---------- GIVEN RECORDS ----------
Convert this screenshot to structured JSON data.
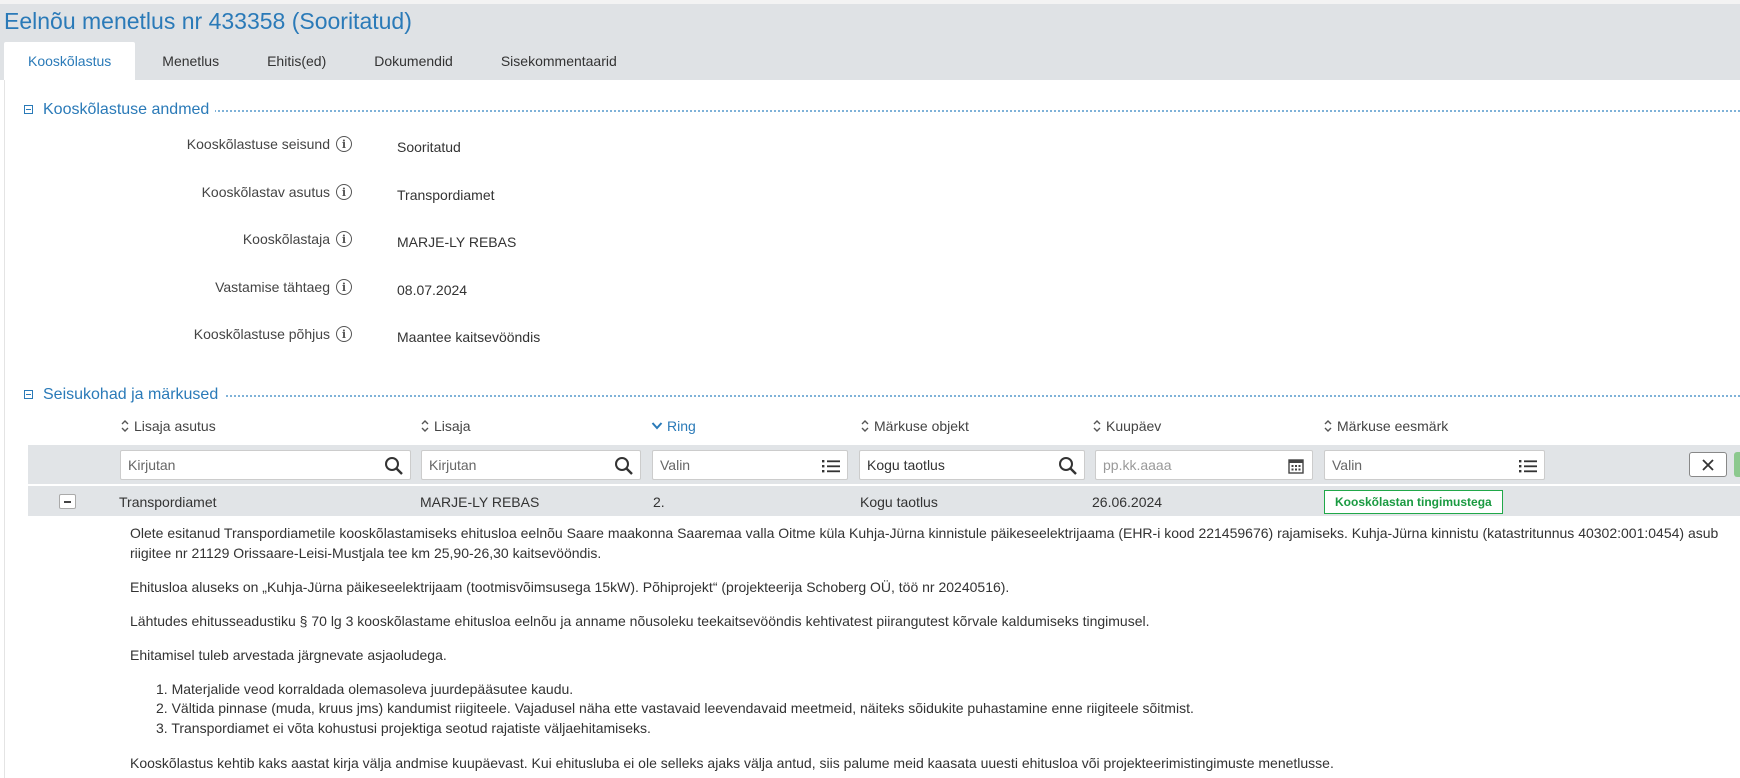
{
  "page": {
    "title": "Eelnõu menetlus nr 433358 (Sooritatud)"
  },
  "tabs": [
    {
      "label": "Kooskõlastus",
      "active": true
    },
    {
      "label": "Menetlus",
      "active": false
    },
    {
      "label": "Ehitis(ed)",
      "active": false
    },
    {
      "label": "Dokumendid",
      "active": false
    },
    {
      "label": "Sisekommentaarid",
      "active": false
    }
  ],
  "section1": {
    "title": "Kooskõlastuse andmed",
    "fields": [
      {
        "label": "Kooskõlastuse seisund",
        "value": "Sooritatud"
      },
      {
        "label": "Kooskõlastav asutus",
        "value": "Transpordiamet"
      },
      {
        "label": "Kooskõlastaja",
        "value": "MARJE-LY REBAS"
      },
      {
        "label": "Vastamise tähtaeg",
        "value": "08.07.2024"
      },
      {
        "label": "Kooskõlastuse põhjus",
        "value": "Maantee kaitsevööndis"
      }
    ]
  },
  "section2": {
    "title": "Seisukohad ja märkused",
    "columns": [
      "Lisaja asutus",
      "Lisaja",
      "Ring",
      "Märkuse objekt",
      "Kuupäev",
      "Märkuse eesmärk"
    ],
    "filters": {
      "lisaja_asutus_placeholder": "Kirjutan",
      "lisaja_placeholder": "Kirjutan",
      "ring_placeholder": "Valin",
      "objekt_value": "Kogu taotlus",
      "kuupaev_placeholder": "pp.kk.aaaa",
      "eesmark_placeholder": "Valin"
    },
    "row": {
      "asutus": "Transpordiamet",
      "lisaja": "MARJE-LY REBAS",
      "ring": "2.",
      "objekt": "Kogu taotlus",
      "kuupaev": "26.06.2024",
      "eesmark": "Kooskõlastan tingimustega"
    },
    "comment": {
      "p1_line1": "Olete esitanud Transpordiametile kooskõlastamiseks ehitusloa eelnõu Saare maakonna Saaremaa valla Oitme küla Kuhja-Jürna kinnistule päikeseelektrijaama (EHR-i kood 221459676) rajamiseks. Kuhja-Jürna kinnistu (katastritunnus 40302:001:0454) asub",
      "p1_line2": "riigitee nr 21129 Orissaare-Leisi-Mustjala tee km 25,90-26,30 kaitsevööndis.",
      "p2": "Ehitusloa aluseks on „Kuhja-Jürna päikeseelektrijaam (tootmisvõimsusega 15kW). Põhiprojekt“ (projekteerija Schoberg OÜ, töö nr 20240516).",
      "p3": "Lähtudes ehitusseadustiku § 70 lg 3 kooskõlastame ehitusloa eelnõu ja anname nõusoleku teekaitsevööndis kehtivatest piirangutest kõrvale kaldumiseks tingimusel.",
      "p4": "Ehitamisel tuleb arvestada järgnevate asjaoludega.",
      "list": [
        "1. Materjalide veod korraldada olemasoleva juurdepääsutee kaudu.",
        "2. Vältida pinnase (muda, kruus jms) kandumist riigiteele. Vajadusel näha ette vastavaid leevendavaid meetmeid, näiteks sõidukite puhastamine enne riigiteele sõitmist.",
        "3. Transpordiamet ei võta kohustusi projektiga seotud rajatiste väljaehitamiseks."
      ],
      "p5": "Kooskõlastus kehtib kaks aastat kirja välja andmise kuupäevast. Kui ehitusluba ei ole selleks ajaks välja antud, siis palume meid kaasata uuesti ehitusloa või projekteerimistingimuste menetlusse."
    }
  },
  "colors": {
    "accent": "#2a7ab8",
    "header_bg": "#dfe2e5",
    "badge_green": "#20a849"
  }
}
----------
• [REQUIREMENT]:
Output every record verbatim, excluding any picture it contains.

• [THE ANSWER]:
Convert this screenshot to structured JSON data.
{
  "page": {
    "title": "Eelnõu menetlus nr 433358 (Sooritatud)"
  },
  "tabs": [
    {
      "label": "Kooskõlastus",
      "active": true
    },
    {
      "label": "Menetlus",
      "active": false
    },
    {
      "label": "Ehitis(ed)",
      "active": false
    },
    {
      "label": "Dokumendid",
      "active": false
    },
    {
      "label": "Sisekommentaarid",
      "active": false
    }
  ],
  "section1": {
    "title": "Kooskõlastuse andmed",
    "fields": [
      {
        "label": "Kooskõlastuse seisund",
        "value": "Sooritatud"
      },
      {
        "label": "Kooskõlastav asutus",
        "value": "Transpordiamet"
      },
      {
        "label": "Kooskõlastaja",
        "value": "MARJE-LY REBAS"
      },
      {
        "label": "Vastamise tähtaeg",
        "value": "08.07.2024"
      },
      {
        "label": "Kooskõlastuse põhjus",
        "value": "Maantee kaitsevööndis"
      }
    ]
  },
  "section2": {
    "title": "Seisukohad ja märkused",
    "columns": [
      "Lisaja asutus",
      "Lisaja",
      "Ring",
      "Märkuse objekt",
      "Kuupäev",
      "Märkuse eesmärk"
    ],
    "filters": {
      "lisaja_asutus_placeholder": "Kirjutan",
      "lisaja_placeholder": "Kirjutan",
      "ring_placeholder": "Valin",
      "objekt_value": "Kogu taotlus",
      "kuupaev_placeholder": "pp.kk.aaaa",
      "eesmark_placeholder": "Valin"
    },
    "row": {
      "asutus": "Transpordiamet",
      "lisaja": "MARJE-LY REBAS",
      "ring": "2.",
      "objekt": "Kogu taotlus",
      "kuupaev": "26.06.2024",
      "eesmark": "Kooskõlastan tingimustega"
    },
    "comment": {
      "p1_line1": "Olete esitanud Transpordiametile kooskõlastamiseks ehitusloa eelnõu Saare maakonna Saaremaa valla Oitme küla Kuhja-Jürna kinnistule päikeseelektrijaama (EHR-i kood 221459676) rajamiseks. Kuhja-Jürna kinnistu (katastritunnus 40302:001:0454) asub",
      "p1_line2": "riigitee nr 21129 Orissaare-Leisi-Mustjala tee km 25,90-26,30 kaitsevööndis.",
      "p2": "Ehitusloa aluseks on „Kuhja-Jürna päikeseelektrijaam (tootmisvõimsusega 15kW). Põhiprojekt“ (projekteerija Schoberg OÜ, töö nr 20240516).",
      "p3": "Lähtudes ehitusseadustiku § 70 lg 3 kooskõlastame ehitusloa eelnõu ja anname nõusoleku teekaitsevööndis kehtivatest piirangutest kõrvale kaldumiseks tingimusel.",
      "p4": "Ehitamisel tuleb arvestada järgnevate asjaoludega.",
      "list": [
        "1. Materjalide veod korraldada olemasoleva juurdepääsutee kaudu.",
        "2. Vältida pinnase (muda, kruus jms) kandumist riigiteele. Vajadusel näha ette vastavaid leevendavaid meetmeid, näiteks sõidukite puhastamine enne riigiteele sõitmist.",
        "3. Transpordiamet ei võta kohustusi projektiga seotud rajatiste väljaehitamiseks."
      ],
      "p5": "Kooskõlastus kehtib kaks aastat kirja välja andmise kuupäevast. Kui ehitusluba ei ole selleks ajaks välja antud, siis palume meid kaasata uuesti ehitusloa või projekteerimistingimuste menetlusse."
    }
  },
  "colors": {
    "accent": "#2a7ab8",
    "header_bg": "#dfe2e5",
    "badge_green": "#20a849"
  }
}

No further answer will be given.